Work instruction> Return each line of the entries that mentions the word "icon".
[Source information]
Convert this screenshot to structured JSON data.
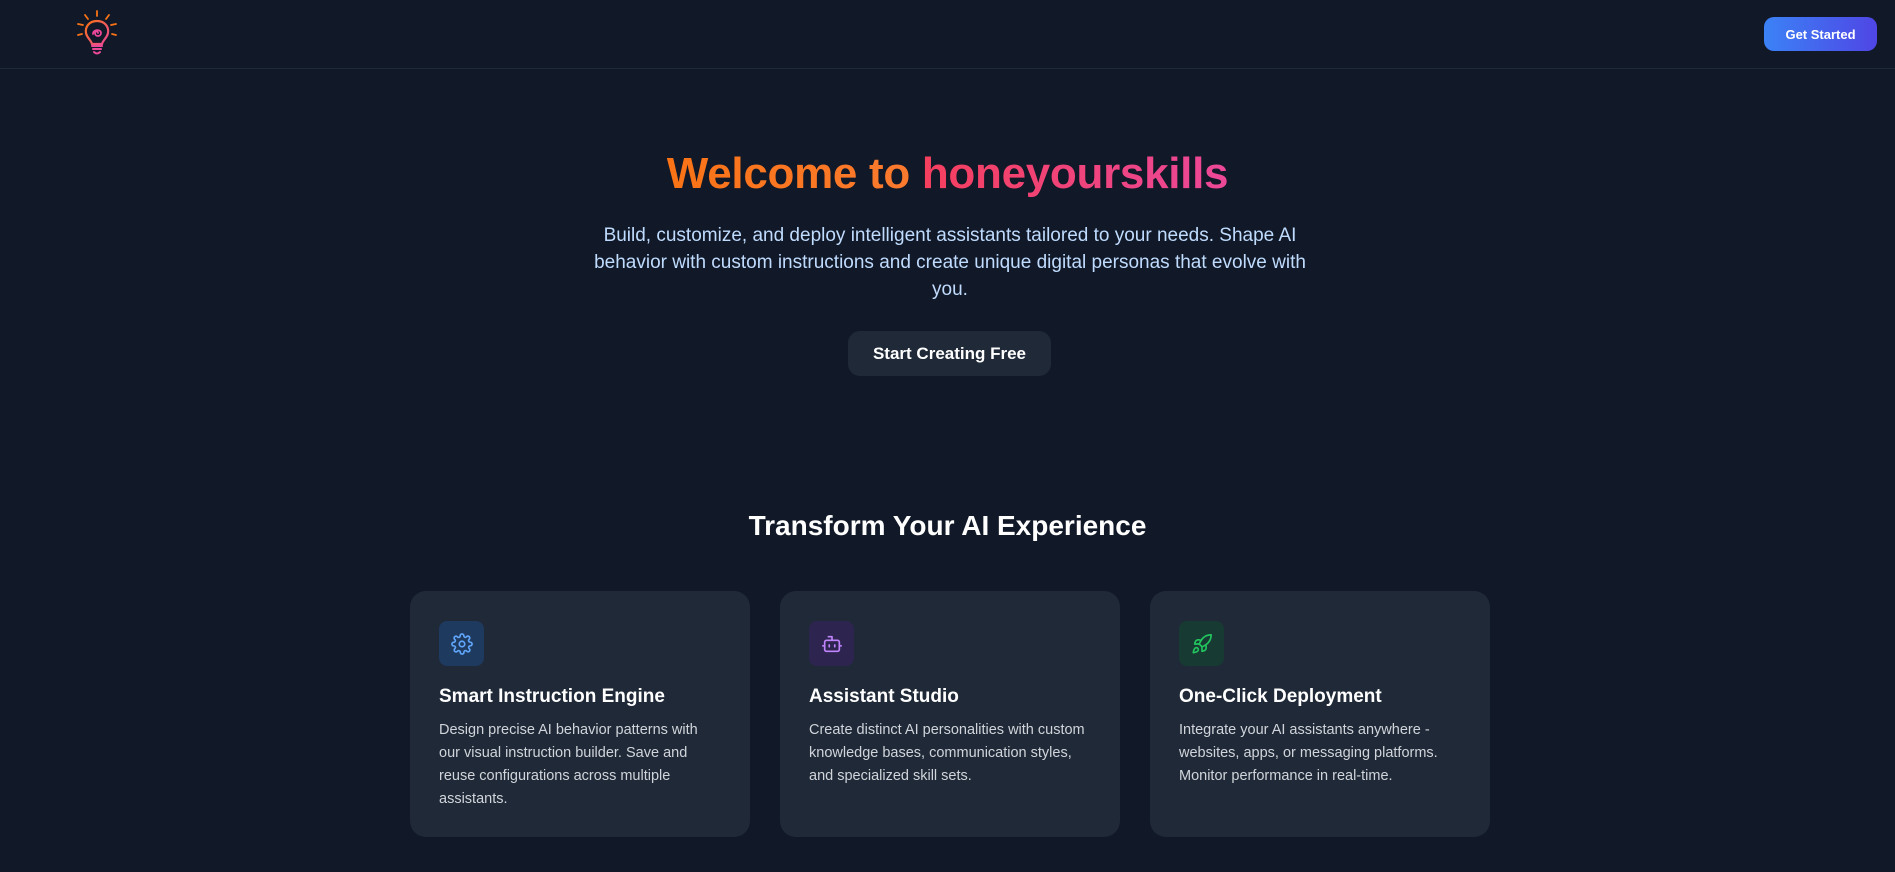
{
  "nav": {
    "get_started_label": "Get Started"
  },
  "hero": {
    "title_part1": "Welcome to ",
    "title_part2": "honeyourskills",
    "subtitle": "Build, customize, and deploy intelligent assistants tailored to your needs. Shape AI behavior with custom instructions and create unique digital personas that evolve with you.",
    "cta_label": "Start Creating Free"
  },
  "features": {
    "title": "Transform Your AI Experience",
    "cards": [
      {
        "icon": "gear-icon",
        "title": "Smart Instruction Engine",
        "description": "Design precise AI behavior patterns with our visual instruction builder. Save and reuse configurations across multiple assistants."
      },
      {
        "icon": "robot-icon",
        "title": "Assistant Studio",
        "description": "Create distinct AI personalities with custom knowledge bases, communication styles, and specialized skill sets."
      },
      {
        "icon": "rocket-icon",
        "title": "One-Click Deployment",
        "description": "Integrate your AI assistants anywhere - websites, apps, or messaging platforms. Monitor performance in real-time."
      }
    ]
  },
  "colors": {
    "background": "#111827",
    "card": "#1f2937",
    "accent_orange": "#f97316",
    "accent_pink": "#f43f5e",
    "button_blue": "#3b82f6"
  }
}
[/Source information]
Exercise result>
        "icon": "gear-icon",
        "icon": "robot-icon",
        "icon": "rocket-icon",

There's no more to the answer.